Launching proved to be a difficult task with the wind pushing us down into a giant rock pier and very little runway to get flow going over the blades. There was a floating line anchored beyond the pier to pull ourselves out with, but it wasn’t tight enough and so we were still drifting down towards the rocks when Pip came and noticed the problem and got a bunch of guys to yank on it and pull us to windward. Once we finally cleared the rocks and got sailing, the boat actually felt great.
After getting our fix, Matt and I joined everyone over at Ted Ferrarone’s for horse shoes and bocce ball tournaments. That night Doug and Marie McKeige were kind enough to host an amazing party with delicious catering, sailing footage and videos from Photoboat and a bunch of great stories from one of the most comical figures to ever sail 505’s, Cam Lewis. Ali Meller tells the story better than I can in his write up of the event, but between the explanation of his boat names, “Complex Chemicals Kill” and “Nancy Says No”, and why the drugs of his day weren’t as bad as the bass salts kids are doing now, Marie thought it was a good time to escort all the kids out of the tent.
Sunday morning the Sound was once again filled with white caps and the wind was howling. With gusts in the mid to high twenties there was some debate in the parking lot about whether it was too much, but thankfully they made the decision to sail us and we got a day of racing to remember. Simon and I knew we could have a tough time holding on to our 4th place with some heavier teams like Drew and Ramsey right behind us. The first beat we were having a tough time keeping our lane and we had started getting a left shift so we decided to tack out and go right. The breeze started clocking back and we watched the entire fleet falling into our hip as we approached starboard layline. We tacked and crossed almost everyone, rounding the mark in 3rd which we managed to hold onto.
Simon and I were the only ones who did gybe sets around the windward mark (except for Holt on one leg) and by the time we got to the leeward mark or finish, it seemed like the whole fleet had disappeared. Anyone can challenge me on this, but I think Tyler, Ethan and I were the only ones who didn’t flip that day. Even Holtie and Falsone went for a swim. Needless to say, it was really windy and a lot of fun.
There are tons of photos and video on Photoboat.com for anyone who wants to take a look. The regatta was a huge success and will definitely be remembered as such.

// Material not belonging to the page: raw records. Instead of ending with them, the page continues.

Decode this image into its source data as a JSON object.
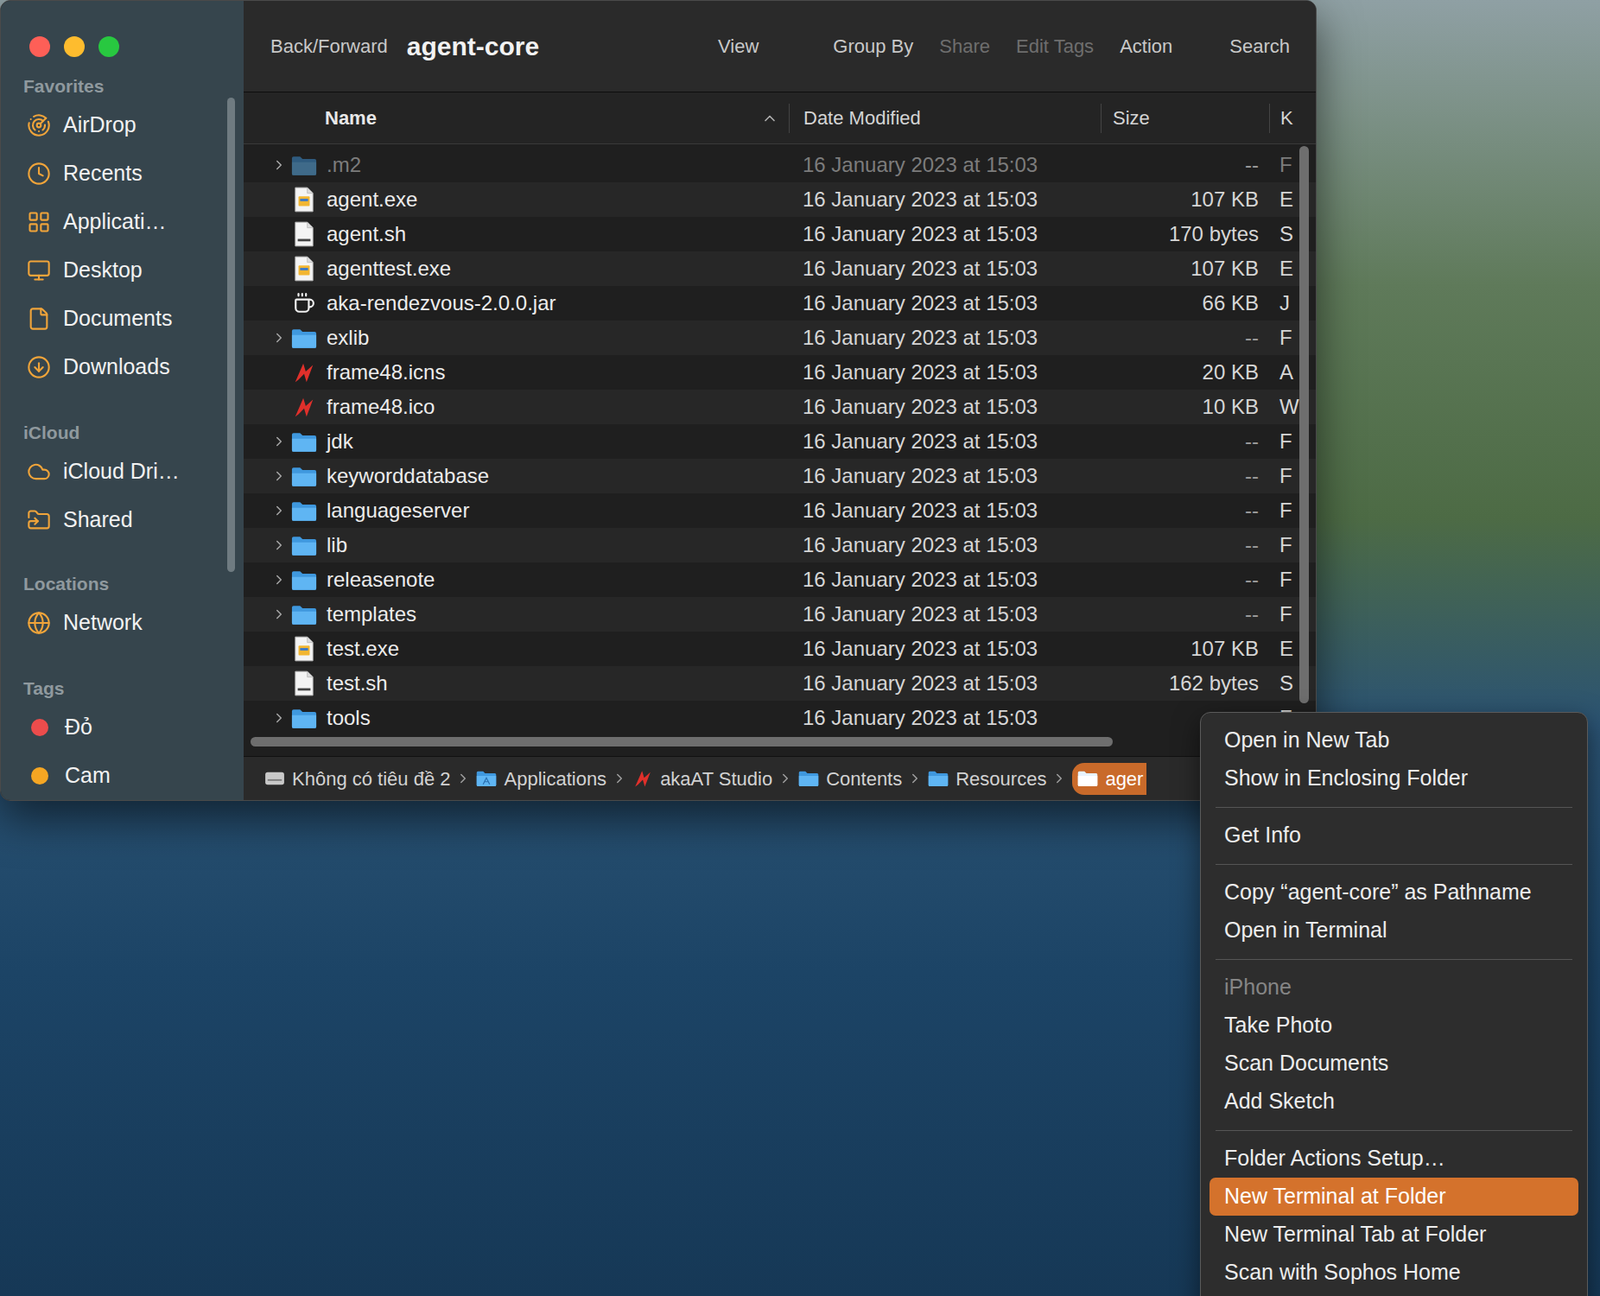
{
  "window": {
    "title": "agent-core"
  },
  "toolbar": {
    "nav": {
      "label": "Back/Forward"
    },
    "items": [
      {
        "label": "View",
        "disabled": false
      },
      {
        "label": "Group By",
        "disabled": false
      },
      {
        "label": "Share",
        "disabled": true
      },
      {
        "label": "Edit Tags",
        "disabled": true
      },
      {
        "label": "Action",
        "disabled": false
      },
      {
        "label": "Search",
        "disabled": false
      }
    ]
  },
  "sidebar": {
    "sections": [
      {
        "title": "Favorites",
        "items": [
          {
            "label": "AirDrop"
          },
          {
            "label": "Recents"
          },
          {
            "label": "Applicati…"
          },
          {
            "label": "Desktop"
          },
          {
            "label": "Documents"
          },
          {
            "label": "Downloads"
          }
        ]
      },
      {
        "title": "iCloud",
        "items": [
          {
            "label": "iCloud Dri…"
          },
          {
            "label": "Shared"
          }
        ]
      },
      {
        "title": "Locations",
        "items": [
          {
            "label": "Network"
          }
        ]
      },
      {
        "title": "Tags",
        "items": [
          {
            "label": "Đỏ",
            "color": "#ec4c4c"
          },
          {
            "label": "Cam",
            "color": "#f5a623"
          }
        ]
      }
    ]
  },
  "table": {
    "columns": [
      {
        "label": "Name",
        "sorted": true,
        "ascending": true
      },
      {
        "label": "Date Modified",
        "sorted": false,
        "ascending": true
      },
      {
        "label": "Size",
        "sorted": false,
        "ascending": true
      },
      {
        "label": "K",
        "sorted": false,
        "ascending": true
      }
    ],
    "rows": [
      {
        "name": ".m2",
        "date": "16 January 2023 at 15:03",
        "size": "--",
        "type": "F",
        "kind": "folder",
        "expanded": false,
        "dimmed": true
      },
      {
        "name": "agent.exe",
        "date": "16 January 2023 at 15:03",
        "size": "107 KB",
        "type": "E",
        "kind": "exe",
        "expanded": false,
        "dimmed": false
      },
      {
        "name": "agent.sh",
        "date": "16 January 2023 at 15:03",
        "size": "170 bytes",
        "type": "S",
        "kind": "shell",
        "expanded": false,
        "dimmed": false
      },
      {
        "name": "agenttest.exe",
        "date": "16 January 2023 at 15:03",
        "size": "107 KB",
        "type": "E",
        "kind": "exe",
        "expanded": false,
        "dimmed": false
      },
      {
        "name": "aka-rendezvous-2.0.0.jar",
        "date": "16 January 2023 at 15:03",
        "size": "66 KB",
        "type": "J",
        "kind": "jar",
        "expanded": false,
        "dimmed": false
      },
      {
        "name": "exlib",
        "date": "16 January 2023 at 15:03",
        "size": "--",
        "type": "F",
        "kind": "folder",
        "expanded": false,
        "dimmed": false
      },
      {
        "name": "frame48.icns",
        "date": "16 January 2023 at 15:03",
        "size": "20 KB",
        "type": "A",
        "kind": "logo",
        "expanded": false,
        "dimmed": false
      },
      {
        "name": "frame48.ico",
        "date": "16 January 2023 at 15:03",
        "size": "10 KB",
        "type": "W",
        "kind": "logo",
        "expanded": false,
        "dimmed": false
      },
      {
        "name": "jdk",
        "date": "16 January 2023 at 15:03",
        "size": "--",
        "type": "F",
        "kind": "folder",
        "expanded": false,
        "dimmed": false
      },
      {
        "name": "keyworddatabase",
        "date": "16 January 2023 at 15:03",
        "size": "--",
        "type": "F",
        "kind": "folder",
        "expanded": false,
        "dimmed": false
      },
      {
        "name": "languageserver",
        "date": "16 January 2023 at 15:03",
        "size": "--",
        "type": "F",
        "kind": "folder",
        "expanded": false,
        "dimmed": false
      },
      {
        "name": "lib",
        "date": "16 January 2023 at 15:03",
        "size": "--",
        "type": "F",
        "kind": "folder",
        "expanded": false,
        "dimmed": false
      },
      {
        "name": "releasenote",
        "date": "16 January 2023 at 15:03",
        "size": "--",
        "type": "F",
        "kind": "folder",
        "expanded": false,
        "dimmed": false
      },
      {
        "name": "templates",
        "date": "16 January 2023 at 15:03",
        "size": "--",
        "type": "F",
        "kind": "folder",
        "expanded": false,
        "dimmed": false
      },
      {
        "name": "test.exe",
        "date": "16 January 2023 at 15:03",
        "size": "107 KB",
        "type": "E",
        "kind": "exe",
        "expanded": false,
        "dimmed": false
      },
      {
        "name": "test.sh",
        "date": "16 January 2023 at 15:03",
        "size": "162 bytes",
        "type": "S",
        "kind": "shell",
        "expanded": false,
        "dimmed": false
      },
      {
        "name": "tools",
        "date": "16 January 2023 at 15:03",
        "size": "--",
        "type": "F",
        "kind": "folder",
        "expanded": false,
        "dimmed": false
      }
    ]
  },
  "path_bar": [
    {
      "label": "Không có tiêu đề 2",
      "kind": "disk",
      "selected": false
    },
    {
      "label": "Applications",
      "kind": "applications",
      "selected": false
    },
    {
      "label": "akaAT Studio",
      "kind": "app",
      "selected": false
    },
    {
      "label": "Contents",
      "kind": "folder",
      "selected": false
    },
    {
      "label": "Resources",
      "kind": "folder",
      "selected": false
    },
    {
      "label": "ager",
      "kind": "folder",
      "selected": true
    }
  ],
  "context_menu": {
    "sections": [
      [
        {
          "label": "Open in New Tab",
          "disabled": false,
          "selected": false
        },
        {
          "label": "Show in Enclosing Folder",
          "disabled": false,
          "selected": false
        }
      ],
      [
        {
          "label": "Get Info",
          "disabled": false,
          "selected": false
        }
      ],
      [
        {
          "label": "Copy “agent-core” as Pathname",
          "disabled": false,
          "selected": false
        },
        {
          "label": "Open in Terminal",
          "disabled": false,
          "selected": false
        }
      ],
      [
        {
          "label": "iPhone",
          "disabled": true,
          "selected": false
        },
        {
          "label": "Take Photo",
          "disabled": false,
          "selected": false
        },
        {
          "label": "Scan Documents",
          "disabled": false,
          "selected": false
        },
        {
          "label": "Add Sketch",
          "disabled": false,
          "selected": false
        }
      ],
      [
        {
          "label": "Folder Actions Setup…",
          "disabled": false,
          "selected": false
        },
        {
          "label": "New Terminal at Folder",
          "disabled": false,
          "selected": true
        },
        {
          "label": "New Terminal Tab at Folder",
          "disabled": false,
          "selected": false
        },
        {
          "label": "Scan with Sophos Home",
          "disabled": false,
          "selected": false
        }
      ]
    ]
  }
}
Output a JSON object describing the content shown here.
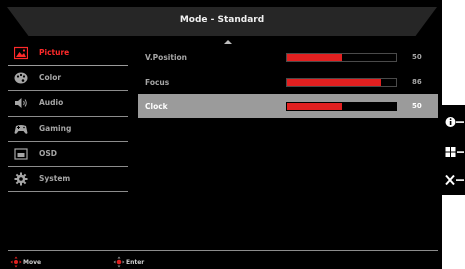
{
  "header": {
    "title": "Mode - Standard"
  },
  "sidebar": {
    "items": [
      {
        "label": "Picture",
        "icon": "picture-icon",
        "active": true
      },
      {
        "label": "Color",
        "icon": "color-icon",
        "active": false
      },
      {
        "label": "Audio",
        "icon": "audio-icon",
        "active": false
      },
      {
        "label": "Gaming",
        "icon": "gaming-icon",
        "active": false
      },
      {
        "label": "OSD",
        "icon": "osd-icon",
        "active": false
      },
      {
        "label": "System",
        "icon": "system-icon",
        "active": false
      }
    ]
  },
  "settings": [
    {
      "label": "V.Position",
      "value": "50",
      "level": 0.5,
      "selected": false
    },
    {
      "label": "Focus",
      "value": "86",
      "level": 0.86,
      "selected": false
    },
    {
      "label": "Clock",
      "value": "50",
      "level": 0.5,
      "selected": true
    }
  ],
  "footer": {
    "move_label": "Move",
    "enter_label": "Enter"
  },
  "keys": [
    {
      "name": "info-key",
      "icon": "info-icon"
    },
    {
      "name": "menu-key",
      "icon": "grid-icon"
    },
    {
      "name": "close-key",
      "icon": "close-icon"
    }
  ],
  "colors": {
    "accent": "#e12020",
    "selected_row": "#9b9b9b",
    "background": "#000000"
  }
}
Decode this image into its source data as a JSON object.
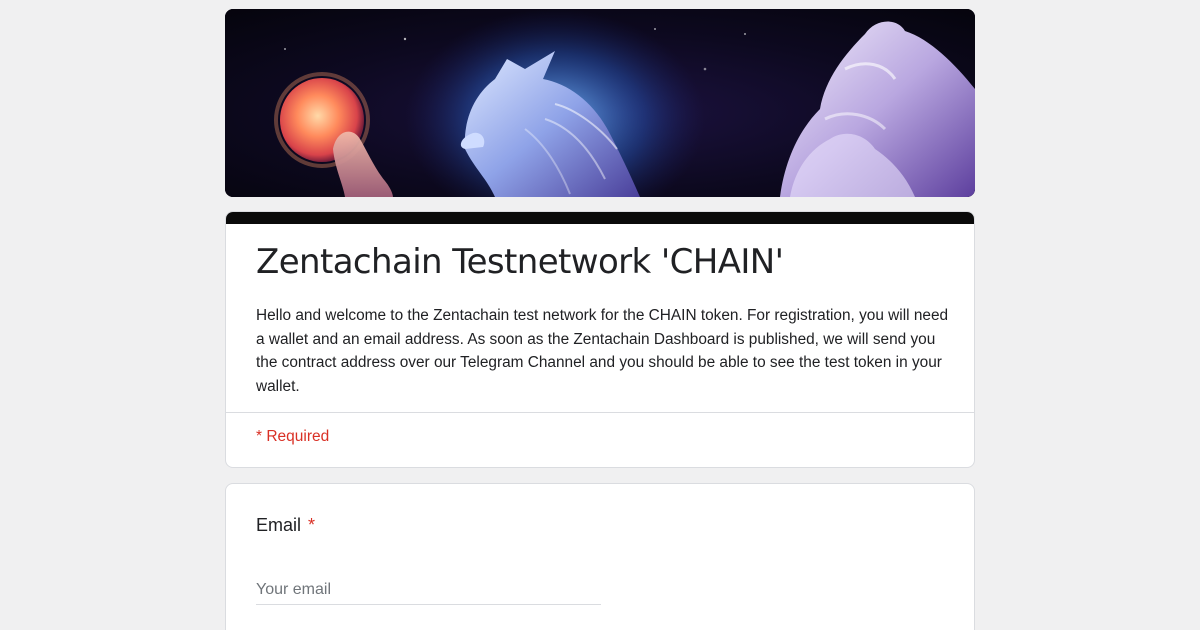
{
  "banner": {
    "image_name": "fantasy-wolf-moon-banner",
    "colors": {
      "sky": "#0a0716",
      "glow_blue": "#3d8cff",
      "moon": "#ff7a55",
      "accent_purple": "#6a3fb5"
    }
  },
  "form": {
    "title": "Zentachain Testnetwork 'CHAIN'",
    "description": "Hello and welcome to the Zentachain test network for the CHAIN token. For registration, you will need a wallet and an email address. As soon as the Zentachain Dashboard is published, we will send you the contract address over our Telegram Channel and you should be able to see the test token in your wallet.",
    "required_note": "* Required",
    "accent_color": "#0a0a0a",
    "required_color": "#d93025"
  },
  "question": {
    "label": "Email",
    "required_mark": "*",
    "placeholder": "Your email",
    "value": ""
  }
}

Thank you to all of the regatta organizers and sponsors as well as to the teams who traveled long distances. We are grateful for all the hard work that went into making this event what it was.